◆ The task: Return the entries in full, exactly as written.

Provided records Start Marker

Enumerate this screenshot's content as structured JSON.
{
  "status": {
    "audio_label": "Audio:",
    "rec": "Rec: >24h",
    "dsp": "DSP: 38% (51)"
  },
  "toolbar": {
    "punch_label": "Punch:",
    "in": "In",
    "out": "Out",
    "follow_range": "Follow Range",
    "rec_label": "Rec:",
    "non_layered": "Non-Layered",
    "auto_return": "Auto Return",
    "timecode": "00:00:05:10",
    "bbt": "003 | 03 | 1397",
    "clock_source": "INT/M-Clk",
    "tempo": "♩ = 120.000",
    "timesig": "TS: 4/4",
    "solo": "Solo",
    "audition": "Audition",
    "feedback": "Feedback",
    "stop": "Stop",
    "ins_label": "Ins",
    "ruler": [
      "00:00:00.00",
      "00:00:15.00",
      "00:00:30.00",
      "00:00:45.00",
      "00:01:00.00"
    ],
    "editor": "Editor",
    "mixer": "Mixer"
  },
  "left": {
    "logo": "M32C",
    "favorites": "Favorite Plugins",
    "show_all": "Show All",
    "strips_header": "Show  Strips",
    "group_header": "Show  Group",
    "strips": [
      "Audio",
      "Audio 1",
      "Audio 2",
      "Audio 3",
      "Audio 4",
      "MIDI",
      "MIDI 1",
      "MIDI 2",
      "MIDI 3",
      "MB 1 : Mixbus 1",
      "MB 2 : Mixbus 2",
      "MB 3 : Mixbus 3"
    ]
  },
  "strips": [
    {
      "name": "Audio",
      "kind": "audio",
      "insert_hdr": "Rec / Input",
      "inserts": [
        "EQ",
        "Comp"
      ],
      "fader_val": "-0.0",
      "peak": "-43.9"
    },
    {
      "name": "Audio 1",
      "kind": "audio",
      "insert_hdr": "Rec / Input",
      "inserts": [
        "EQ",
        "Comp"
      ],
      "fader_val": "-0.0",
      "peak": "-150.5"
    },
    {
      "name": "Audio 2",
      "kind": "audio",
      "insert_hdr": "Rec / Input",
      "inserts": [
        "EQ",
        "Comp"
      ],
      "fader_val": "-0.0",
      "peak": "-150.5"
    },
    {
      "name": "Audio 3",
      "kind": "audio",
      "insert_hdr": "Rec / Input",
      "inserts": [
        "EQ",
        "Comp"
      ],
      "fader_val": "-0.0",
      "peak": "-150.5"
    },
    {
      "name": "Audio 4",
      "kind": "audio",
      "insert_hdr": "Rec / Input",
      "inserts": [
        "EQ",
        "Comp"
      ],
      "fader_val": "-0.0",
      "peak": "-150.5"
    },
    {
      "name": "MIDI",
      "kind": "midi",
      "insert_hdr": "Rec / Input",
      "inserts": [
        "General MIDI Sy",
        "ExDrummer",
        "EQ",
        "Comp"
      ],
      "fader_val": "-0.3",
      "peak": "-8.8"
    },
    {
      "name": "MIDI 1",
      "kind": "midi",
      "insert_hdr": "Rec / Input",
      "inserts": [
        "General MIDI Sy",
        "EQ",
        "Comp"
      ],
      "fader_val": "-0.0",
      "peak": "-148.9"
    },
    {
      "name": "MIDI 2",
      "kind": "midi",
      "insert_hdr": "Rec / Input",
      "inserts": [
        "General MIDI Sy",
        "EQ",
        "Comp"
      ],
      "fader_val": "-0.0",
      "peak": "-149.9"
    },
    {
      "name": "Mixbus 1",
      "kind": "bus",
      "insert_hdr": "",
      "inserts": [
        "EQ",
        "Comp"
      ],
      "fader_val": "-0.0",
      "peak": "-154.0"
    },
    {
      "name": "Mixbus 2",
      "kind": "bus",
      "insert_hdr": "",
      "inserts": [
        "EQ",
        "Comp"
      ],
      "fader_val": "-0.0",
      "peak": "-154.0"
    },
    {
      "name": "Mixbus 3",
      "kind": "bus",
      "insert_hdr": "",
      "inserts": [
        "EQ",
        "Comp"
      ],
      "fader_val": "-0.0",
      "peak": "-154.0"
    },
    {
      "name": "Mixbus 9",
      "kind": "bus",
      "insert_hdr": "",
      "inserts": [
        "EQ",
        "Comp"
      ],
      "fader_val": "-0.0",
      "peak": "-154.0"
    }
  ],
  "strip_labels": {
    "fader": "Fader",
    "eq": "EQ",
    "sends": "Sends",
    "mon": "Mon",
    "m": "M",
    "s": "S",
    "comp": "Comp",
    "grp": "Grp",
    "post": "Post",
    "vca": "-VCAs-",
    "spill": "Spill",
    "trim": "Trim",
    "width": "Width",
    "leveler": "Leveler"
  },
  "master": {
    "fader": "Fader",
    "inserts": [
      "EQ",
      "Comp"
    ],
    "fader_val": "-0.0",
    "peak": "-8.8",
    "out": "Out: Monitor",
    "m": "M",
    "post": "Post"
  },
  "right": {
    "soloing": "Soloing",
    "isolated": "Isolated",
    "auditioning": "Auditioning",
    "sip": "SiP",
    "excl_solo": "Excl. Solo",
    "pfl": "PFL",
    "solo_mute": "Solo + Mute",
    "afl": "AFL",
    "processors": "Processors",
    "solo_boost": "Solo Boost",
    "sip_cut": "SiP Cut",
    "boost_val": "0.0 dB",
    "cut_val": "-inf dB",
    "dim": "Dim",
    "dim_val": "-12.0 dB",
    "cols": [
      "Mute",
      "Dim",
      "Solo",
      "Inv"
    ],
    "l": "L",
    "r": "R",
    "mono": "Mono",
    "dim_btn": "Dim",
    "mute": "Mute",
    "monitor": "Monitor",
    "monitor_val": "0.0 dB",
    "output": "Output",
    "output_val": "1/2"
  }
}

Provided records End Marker

◆ Answer space:
Enumerate this screenshot's content as structured JSON.
{
  "status": {
    "audio_label": "Audio:",
    "rec": "Rec: >24h",
    "dsp": "DSP: 38% (51)"
  },
  "toolbar": {
    "punch_label": "Punch:",
    "in": "In",
    "out": "Out",
    "follow_range": "Follow Range",
    "rec_label": "Rec:",
    "non_layered": "Non-Layered",
    "auto_return": "Auto Return",
    "timecode": "00:00:05:10",
    "bbt": "003 | 03 | 1397",
    "clock_source": "INT/M-Clk",
    "tempo": "♩ = 120.000",
    "timesig": "TS: 4/4",
    "solo": "Solo",
    "audition": "Audition",
    "feedback": "Feedback",
    "stop": "Stop",
    "ins_label": "Ins",
    "ruler": [
      "00:00:00.00",
      "00:00:15.00",
      "00:00:30.00",
      "00:00:45.00",
      "00:01:00.00"
    ],
    "editor": "Editor",
    "mixer": "Mixer"
  },
  "left": {
    "logo": "M32C",
    "favorites": "Favorite Plugins",
    "show_all": "Show All",
    "strips_header": "Show  Strips",
    "group_header": "Show  Group",
    "strips": [
      "Audio",
      "Audio 1",
      "Audio 2",
      "Audio 3",
      "Audio 4",
      "MIDI",
      "MIDI 1",
      "MIDI 2",
      "MIDI 3",
      "MB 1 : Mixbus 1",
      "MB 2 : Mixbus 2",
      "MB 3 : Mixbus 3"
    ]
  },
  "strips": [
    {
      "name": "Audio",
      "kind": "audio",
      "insert_hdr": "Rec / Input",
      "inserts": [
        "EQ",
        "Comp"
      ],
      "fader_val": "-0.0",
      "peak": "-43.9"
    },
    {
      "name": "Audio 1",
      "kind": "audio",
      "insert_hdr": "Rec / Input",
      "inserts": [
        "EQ",
        "Comp"
      ],
      "fader_val": "-0.0",
      "peak": "-150.5"
    },
    {
      "name": "Audio 2",
      "kind": "audio",
      "insert_hdr": "Rec / Input",
      "inserts": [
        "EQ",
        "Comp"
      ],
      "fader_val": "-0.0",
      "peak": "-150.5"
    },
    {
      "name": "Audio 3",
      "kind": "audio",
      "insert_hdr": "Rec / Input",
      "inserts": [
        "EQ",
        "Comp"
      ],
      "fader_val": "-0.0",
      "peak": "-150.5"
    },
    {
      "name": "Audio 4",
      "kind": "audio",
      "insert_hdr": "Rec / Input",
      "inserts": [
        "EQ",
        "Comp"
      ],
      "fader_val": "-0.0",
      "peak": "-150.5"
    },
    {
      "name": "MIDI",
      "kind": "midi",
      "insert_hdr": "Rec / Input",
      "inserts": [
        "General MIDI Sy",
        "ExDrummer",
        "EQ",
        "Comp"
      ],
      "fader_val": "-0.3",
      "peak": "-8.8"
    },
    {
      "name": "MIDI 1",
      "kind": "midi",
      "insert_hdr": "Rec / Input",
      "inserts": [
        "General MIDI Sy",
        "EQ",
        "Comp"
      ],
      "fader_val": "-0.0",
      "peak": "-148.9"
    },
    {
      "name": "MIDI 2",
      "kind": "midi",
      "insert_hdr": "Rec / Input",
      "inserts": [
        "General MIDI Sy",
        "EQ",
        "Comp"
      ],
      "fader_val": "-0.0",
      "peak": "-149.9"
    },
    {
      "name": "Mixbus 1",
      "kind": "bus",
      "insert_hdr": "",
      "inserts": [
        "EQ",
        "Comp"
      ],
      "fader_val": "-0.0",
      "peak": "-154.0"
    },
    {
      "name": "Mixbus 2",
      "kind": "bus",
      "insert_hdr": "",
      "inserts": [
        "EQ",
        "Comp"
      ],
      "fader_val": "-0.0",
      "peak": "-154.0"
    },
    {
      "name": "Mixbus 3",
      "kind": "bus",
      "insert_hdr": "",
      "inserts": [
        "EQ",
        "Comp"
      ],
      "fader_val": "-0.0",
      "peak": "-154.0"
    },
    {
      "name": "Mixbus 9",
      "kind": "bus",
      "insert_hdr": "",
      "inserts": [
        "EQ",
        "Comp"
      ],
      "fader_val": "-0.0",
      "peak": "-154.0"
    }
  ],
  "strip_labels": {
    "fader": "Fader",
    "eq": "EQ",
    "sends": "Sends",
    "mon": "Mon",
    "m": "M",
    "s": "S",
    "comp": "Comp",
    "grp": "Grp",
    "post": "Post",
    "vca": "-VCAs-",
    "spill": "Spill",
    "trim": "Trim",
    "width": "Width",
    "leveler": "Leveler"
  },
  "master": {
    "fader": "Fader",
    "inserts": [
      "EQ",
      "Comp"
    ],
    "fader_val": "-0.0",
    "peak": "-8.8",
    "out": "Out: Monitor",
    "m": "M",
    "post": "Post"
  },
  "right": {
    "soloing": "Soloing",
    "isolated": "Isolated",
    "auditioning": "Auditioning",
    "sip": "SiP",
    "excl_solo": "Excl. Solo",
    "pfl": "PFL",
    "solo_mute": "Solo + Mute",
    "afl": "AFL",
    "processors": "Processors",
    "solo_boost": "Solo Boost",
    "sip_cut": "SiP Cut",
    "boost_val": "0.0 dB",
    "cut_val": "-inf dB",
    "dim": "Dim",
    "dim_val": "-12.0 dB",
    "cols": [
      "Mute",
      "Dim",
      "Solo",
      "Inv"
    ],
    "l": "L",
    "r": "R",
    "mono": "Mono",
    "dim_btn": "Dim",
    "mute": "Mute",
    "monitor": "Monitor",
    "monitor_val": "0.0 dB",
    "output": "Output",
    "output_val": "1/2"
  }
}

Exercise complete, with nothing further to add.